In mid-summer, Twitter photo stickers went live. And a couple of weeks ago, in Twitter’s never-ending search for profitability, the company followed up with the announcement of “promoted stickers.” They’re the lightly-branded overlays that users can paste onto their tweeted pictures. Will they push the embattled social network over the line and into the black? Possibly, but probably not.
Twitter launched promoted stickers as a way to support brands and better help them connect with users beyond simple promoted tweets and video units. Every time a sticker is used, it triggers a hashtag in that same tweet, making the tweets easily identifiable by the brand and linking them with other fans. Advertisers can then, in turn, reach out via these multiple visual hashtags — with extended promotions, competitions or communications — to further engage with users.
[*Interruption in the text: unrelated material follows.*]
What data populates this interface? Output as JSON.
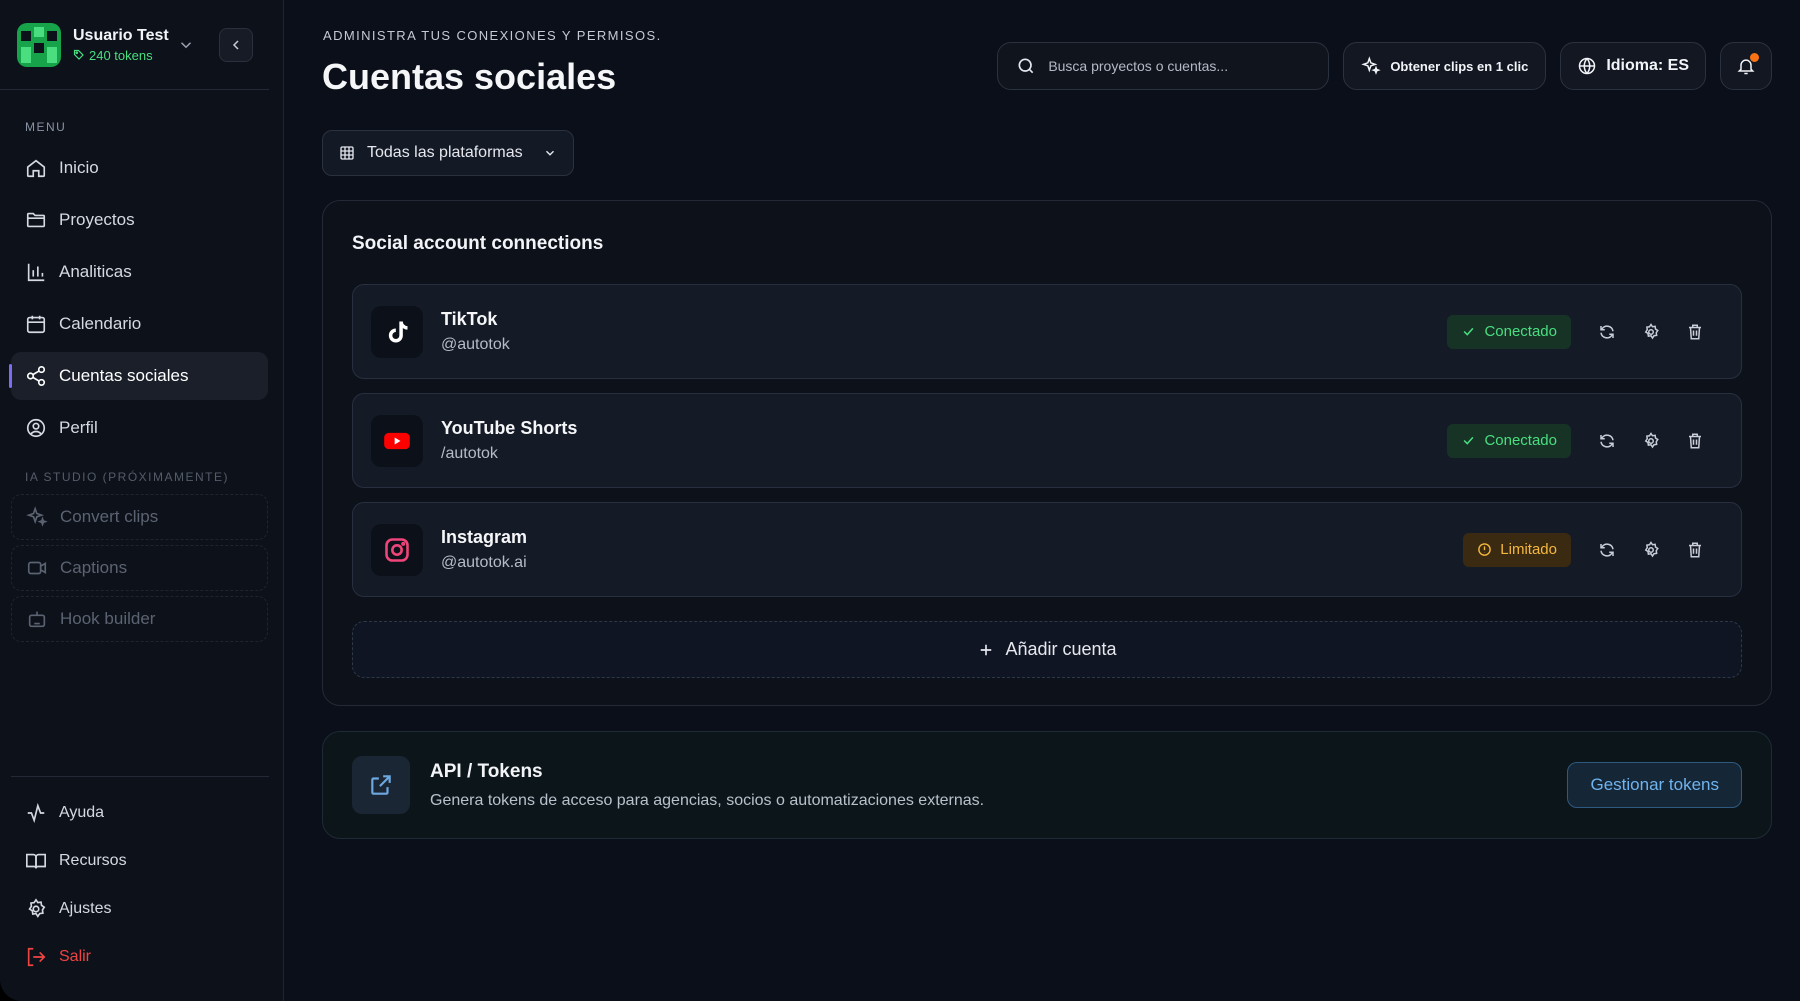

Furthermore, brands can also actually see what consumers are doing with their branded content, deepening the engagement.
— Twitter (@twitter) August 22, 2016
Twitter isn’t the only company to try to use stickers as an advertising plug. Other companies have had signal success with stickers, and Twitter is playing catch-up with Snapchat and Facebook, as well as the Japanese company Line, which made $270 million last year from selling stickers to both users and brands.
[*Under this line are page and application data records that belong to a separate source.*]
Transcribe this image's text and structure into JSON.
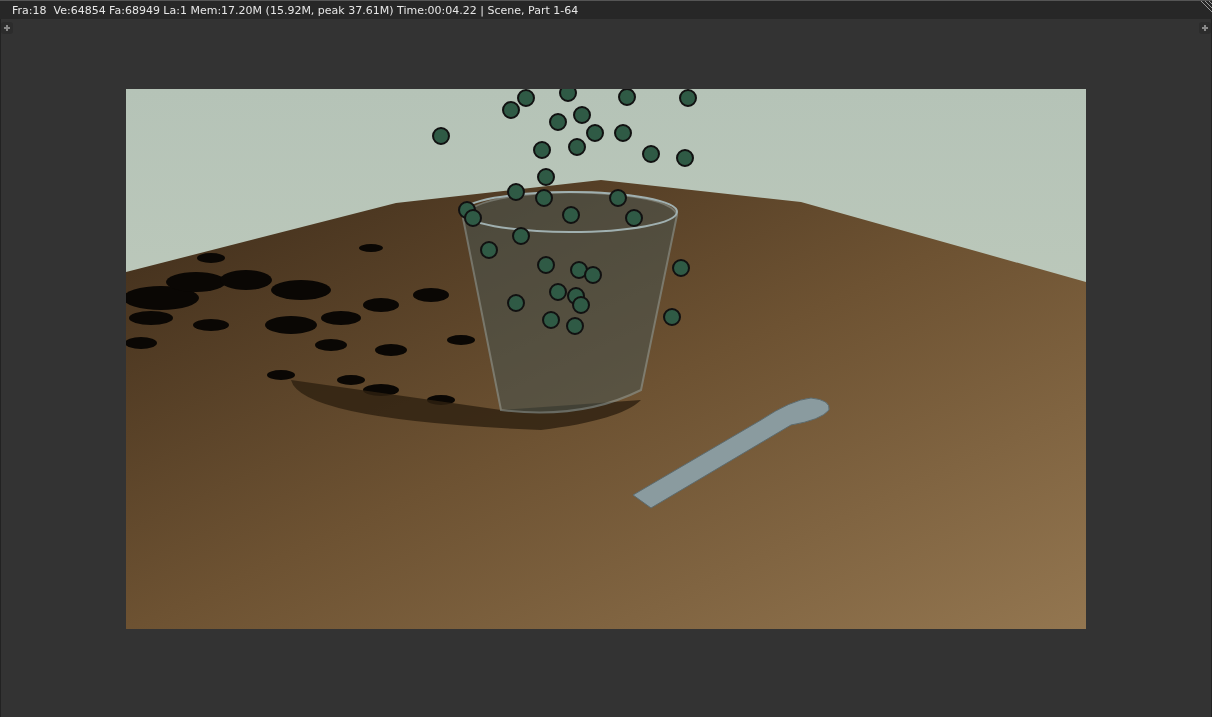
{
  "header": {
    "stats": "Fra:18  Ve:64854 Fa:68949 La:1 Mem:17.20M (15.92M, peak 37.61M) Time:00:04.22 | Scene, Part 1-64"
  }
}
Twitter, at the moment, does not charge users for using these stickers. And that’s a good thing, because one of the main objectives of adding stickers — promoted and otherwise — is to encourage more consumers to share photography and be more active on the platform. Twitter has many users who scan through for news but aren’t active participants. For a social network, this can be a serious issue. No sharing equals no growth, and without growth, Twitter is doomed to a slow — or possibly fast — unprofitable descent.
In addition, Twitter has seen some unfavorable responses from users who’ve been known to complain that the network should be delivering on earlier promised upgrades — like letting users edit tweets and not counting pictures or other media toward users’ 140 characters — before adding additional copycat features they can find somewhere else.
Twitter’s advertising platform pales in comparison to Facebook, which has seemingly many options for advertisers and also knows a lot more about its user base. For Twitter, profitability is obtainable once advertisers can monetize an ad spend. Right now on Facebook or Google, you can track how much you’ve spent and determine whether or not your ROI is significant enough to continue advertising on said platform. While you can also do that on Twitter, it’s much harder to make sure you are receiving a positive return; and therein lies Twitter’s problem of becoming a profitable platform.
Twitter’s main objective, beyond a quick infusion of bucks from deep-pocket brands like Pepsi, is to enlist advertisers to encourage people to use these stickers; and thereby, promote more activity.
For big brands, promoted stickers can make sense as a top-of-funnel brand awareness tool. But there are only so many companies in a position to do that. And it’s great for Twitter to get the surge of revenue from these big brands with big budgets, but what Twitter truly needs to do in order obtain profitability is to become a desired media platform, across the board.
What’s the secret sauce? Make uploading sticker sets free for smaller companies. Currently, promoted stickers are limited to a few deep-pocket brands that have the money and budget to toss at awareness marketing. If Twitter were to start allowing brands to upload stickers for free, then maybe the program would be open to a broader base of smaller brands, encouraging their fans to share content, which is exactly what Twitter wants.
Promoted stickers can be a good step in the right direction for Twitter, but only if it makes sure not to get stuck without enough partners.